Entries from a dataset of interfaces
┌──

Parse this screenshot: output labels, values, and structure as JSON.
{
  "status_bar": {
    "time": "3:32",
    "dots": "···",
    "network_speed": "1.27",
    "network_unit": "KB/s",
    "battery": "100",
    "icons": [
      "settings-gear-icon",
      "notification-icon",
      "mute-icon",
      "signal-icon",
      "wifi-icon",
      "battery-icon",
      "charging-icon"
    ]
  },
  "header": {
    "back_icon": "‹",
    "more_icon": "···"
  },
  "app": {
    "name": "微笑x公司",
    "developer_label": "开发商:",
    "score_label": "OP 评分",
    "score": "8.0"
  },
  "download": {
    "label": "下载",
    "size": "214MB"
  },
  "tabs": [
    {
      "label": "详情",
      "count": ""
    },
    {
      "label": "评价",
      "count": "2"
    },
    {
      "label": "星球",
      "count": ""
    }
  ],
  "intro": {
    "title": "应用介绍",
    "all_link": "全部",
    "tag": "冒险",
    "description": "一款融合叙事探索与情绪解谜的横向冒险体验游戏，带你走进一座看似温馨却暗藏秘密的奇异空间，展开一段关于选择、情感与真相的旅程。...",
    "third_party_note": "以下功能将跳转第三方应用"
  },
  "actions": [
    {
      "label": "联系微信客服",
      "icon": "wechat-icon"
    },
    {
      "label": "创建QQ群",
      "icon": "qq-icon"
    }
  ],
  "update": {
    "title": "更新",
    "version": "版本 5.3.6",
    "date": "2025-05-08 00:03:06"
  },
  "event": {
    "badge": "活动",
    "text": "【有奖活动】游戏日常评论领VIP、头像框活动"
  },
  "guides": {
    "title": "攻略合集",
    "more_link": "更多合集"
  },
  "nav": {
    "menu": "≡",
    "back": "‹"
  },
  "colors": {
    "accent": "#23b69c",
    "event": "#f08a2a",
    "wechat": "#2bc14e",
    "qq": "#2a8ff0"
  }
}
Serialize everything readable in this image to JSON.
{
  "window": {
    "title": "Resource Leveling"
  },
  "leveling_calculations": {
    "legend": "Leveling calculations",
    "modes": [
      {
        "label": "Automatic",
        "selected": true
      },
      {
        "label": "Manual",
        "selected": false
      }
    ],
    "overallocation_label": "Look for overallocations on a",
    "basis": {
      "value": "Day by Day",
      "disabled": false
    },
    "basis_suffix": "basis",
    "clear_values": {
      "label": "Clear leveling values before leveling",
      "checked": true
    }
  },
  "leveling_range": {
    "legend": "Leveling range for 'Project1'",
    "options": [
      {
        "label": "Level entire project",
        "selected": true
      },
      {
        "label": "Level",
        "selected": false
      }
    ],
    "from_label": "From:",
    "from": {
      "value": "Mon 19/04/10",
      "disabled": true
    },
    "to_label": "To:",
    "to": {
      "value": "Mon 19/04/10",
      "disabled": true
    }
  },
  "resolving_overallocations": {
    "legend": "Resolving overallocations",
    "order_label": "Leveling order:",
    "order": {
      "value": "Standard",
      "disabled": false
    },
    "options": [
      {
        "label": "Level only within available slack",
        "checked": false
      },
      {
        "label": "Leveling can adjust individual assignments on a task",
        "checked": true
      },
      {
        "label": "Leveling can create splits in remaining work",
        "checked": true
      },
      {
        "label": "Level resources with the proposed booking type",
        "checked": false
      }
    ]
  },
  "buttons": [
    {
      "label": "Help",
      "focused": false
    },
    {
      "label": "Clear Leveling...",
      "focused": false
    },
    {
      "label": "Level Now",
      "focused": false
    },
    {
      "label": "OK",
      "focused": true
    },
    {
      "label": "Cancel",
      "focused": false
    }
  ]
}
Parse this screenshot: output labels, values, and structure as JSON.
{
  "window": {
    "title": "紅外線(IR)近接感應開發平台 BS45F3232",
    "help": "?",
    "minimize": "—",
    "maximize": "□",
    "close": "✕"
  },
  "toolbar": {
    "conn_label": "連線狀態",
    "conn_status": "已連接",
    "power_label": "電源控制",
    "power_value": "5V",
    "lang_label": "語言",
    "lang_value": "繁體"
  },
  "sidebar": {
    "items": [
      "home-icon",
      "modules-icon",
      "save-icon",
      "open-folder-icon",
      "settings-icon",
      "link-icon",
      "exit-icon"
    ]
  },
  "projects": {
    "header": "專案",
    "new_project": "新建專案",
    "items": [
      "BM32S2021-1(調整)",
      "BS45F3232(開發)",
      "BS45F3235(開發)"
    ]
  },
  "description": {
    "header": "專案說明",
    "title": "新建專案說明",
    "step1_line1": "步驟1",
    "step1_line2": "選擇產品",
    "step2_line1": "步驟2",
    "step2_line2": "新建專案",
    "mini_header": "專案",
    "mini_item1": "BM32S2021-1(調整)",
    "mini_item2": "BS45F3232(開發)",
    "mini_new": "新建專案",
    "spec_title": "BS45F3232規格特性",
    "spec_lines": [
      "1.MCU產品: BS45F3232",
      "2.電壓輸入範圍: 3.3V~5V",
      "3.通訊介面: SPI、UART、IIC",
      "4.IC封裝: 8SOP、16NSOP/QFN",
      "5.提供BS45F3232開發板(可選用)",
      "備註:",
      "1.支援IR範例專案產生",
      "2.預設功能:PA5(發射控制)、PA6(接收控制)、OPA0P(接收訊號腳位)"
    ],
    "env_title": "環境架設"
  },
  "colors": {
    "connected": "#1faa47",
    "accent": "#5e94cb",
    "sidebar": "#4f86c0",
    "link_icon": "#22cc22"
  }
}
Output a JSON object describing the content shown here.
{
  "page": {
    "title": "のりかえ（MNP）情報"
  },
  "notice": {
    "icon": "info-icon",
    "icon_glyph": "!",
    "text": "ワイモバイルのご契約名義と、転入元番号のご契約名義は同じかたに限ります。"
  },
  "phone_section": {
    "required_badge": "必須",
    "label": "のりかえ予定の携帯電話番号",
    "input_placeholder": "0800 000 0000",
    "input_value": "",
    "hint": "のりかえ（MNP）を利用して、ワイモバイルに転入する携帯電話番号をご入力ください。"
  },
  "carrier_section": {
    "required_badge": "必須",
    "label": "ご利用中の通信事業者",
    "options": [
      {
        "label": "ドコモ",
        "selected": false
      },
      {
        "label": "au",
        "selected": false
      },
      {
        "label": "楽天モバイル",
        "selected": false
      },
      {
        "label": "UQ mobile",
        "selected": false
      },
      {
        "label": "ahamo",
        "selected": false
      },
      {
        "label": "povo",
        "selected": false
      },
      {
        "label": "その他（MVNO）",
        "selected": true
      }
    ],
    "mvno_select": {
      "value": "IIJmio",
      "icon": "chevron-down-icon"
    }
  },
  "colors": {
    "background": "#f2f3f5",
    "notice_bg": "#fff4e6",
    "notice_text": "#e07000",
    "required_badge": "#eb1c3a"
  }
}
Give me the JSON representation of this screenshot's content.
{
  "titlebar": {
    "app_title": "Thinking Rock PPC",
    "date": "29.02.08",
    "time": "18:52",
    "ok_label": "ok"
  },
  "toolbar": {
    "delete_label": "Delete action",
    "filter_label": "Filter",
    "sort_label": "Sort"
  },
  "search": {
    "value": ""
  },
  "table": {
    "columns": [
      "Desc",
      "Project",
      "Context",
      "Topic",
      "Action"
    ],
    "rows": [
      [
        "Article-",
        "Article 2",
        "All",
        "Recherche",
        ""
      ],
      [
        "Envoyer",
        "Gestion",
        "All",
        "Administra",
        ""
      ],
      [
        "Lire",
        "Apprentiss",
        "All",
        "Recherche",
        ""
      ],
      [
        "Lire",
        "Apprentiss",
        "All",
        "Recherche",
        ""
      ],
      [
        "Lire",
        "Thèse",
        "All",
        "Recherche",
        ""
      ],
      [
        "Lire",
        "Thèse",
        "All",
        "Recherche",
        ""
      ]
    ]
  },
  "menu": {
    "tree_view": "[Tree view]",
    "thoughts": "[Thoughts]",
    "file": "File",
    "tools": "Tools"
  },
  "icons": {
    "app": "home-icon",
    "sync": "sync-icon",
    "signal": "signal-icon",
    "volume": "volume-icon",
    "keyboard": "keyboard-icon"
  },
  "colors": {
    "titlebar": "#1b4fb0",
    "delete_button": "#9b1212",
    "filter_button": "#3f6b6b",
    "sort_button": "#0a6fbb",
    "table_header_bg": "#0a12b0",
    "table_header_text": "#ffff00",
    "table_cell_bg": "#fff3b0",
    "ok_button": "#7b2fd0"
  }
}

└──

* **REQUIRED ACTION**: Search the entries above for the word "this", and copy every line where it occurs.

* **ANSWER BOX**:
Parse this screenshot: output labels, values, and structure as JSON.
Serialize everything readable in this image to JSON.
Parse this screenshot: output labels, values, and structure as JSON.
Give me the JSON representation of this screenshot's content.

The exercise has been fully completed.